Up the seer’s left sleeve hides your sealed request,
in the forest undressed leaves dervish unswept.

    No chore without heft,
    no weave without weft,
the first step of all quests
is half-choice, half guess.
Grief leads to theft of salt the muse wept,
dissolves into darkness under trees full of nests.

    If bereaved is bereft
to adapt is adept,
what is apt is belief
in the context of yes.

Sleep plumbs the depths where cleave seeks out cleft,
moon eases east-west to illumine your rest.

    Beyond the last dream
underneath the perchance
a seam opens up
to reveal the entranced.

Veiled in a drift of burning frankincense
lie the unmapped lands of your heart’s seventh sense.

Chimera Division Third Place             Barbara Blanks, Garland, Texas

Agatha’s  Other  Detective

He hears the lightest click 
of tiny toenails on a tiled floor.
Curious, he tracks the sound,
inhales the furtive scent of alien life.
Wide eyes contract to crescents
as they detect movement.

Except for the slight twitching
of his tail, 
he is a statue,
pretends to be oblivious 
to the cautious creeper
nibbling crumbs near the pantry door.

Tense muscles quiver.
He leaps—
pounces on the intruder.

A moment later,
Furrcule Poirot
drops the evidence at my feet.

Case closed.

Redrock Writers depends on the voluntary efforts of Southern Utah writers who participate in our collective learning, write and read their poetry, and help organize and lead our regular activities. We deeply appreciate the contributions of members of UTSPS Dixie Chapter, the Utah State Poetry Society, the National Federation of State Poetry Societies, the Heritage Writers Guild and The League of Utah Writers. We also express appreciation to outstanding poets from across America who participate in blind judging our yearly contest.
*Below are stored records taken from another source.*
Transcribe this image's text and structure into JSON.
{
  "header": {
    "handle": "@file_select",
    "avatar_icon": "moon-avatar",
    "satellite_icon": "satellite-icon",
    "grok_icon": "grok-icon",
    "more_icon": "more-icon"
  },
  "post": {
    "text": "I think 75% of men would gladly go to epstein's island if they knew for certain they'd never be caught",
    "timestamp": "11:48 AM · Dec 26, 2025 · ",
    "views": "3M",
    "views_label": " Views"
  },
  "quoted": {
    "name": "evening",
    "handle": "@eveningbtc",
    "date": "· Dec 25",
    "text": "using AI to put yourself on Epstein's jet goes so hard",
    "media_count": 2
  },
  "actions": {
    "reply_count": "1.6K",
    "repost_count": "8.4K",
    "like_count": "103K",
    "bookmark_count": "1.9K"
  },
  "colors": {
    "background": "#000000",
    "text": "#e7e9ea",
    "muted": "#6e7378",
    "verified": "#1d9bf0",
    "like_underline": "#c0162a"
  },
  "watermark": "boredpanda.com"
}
Design Your Own Website, Today!
iBuilt Design Software
Give it a try for Free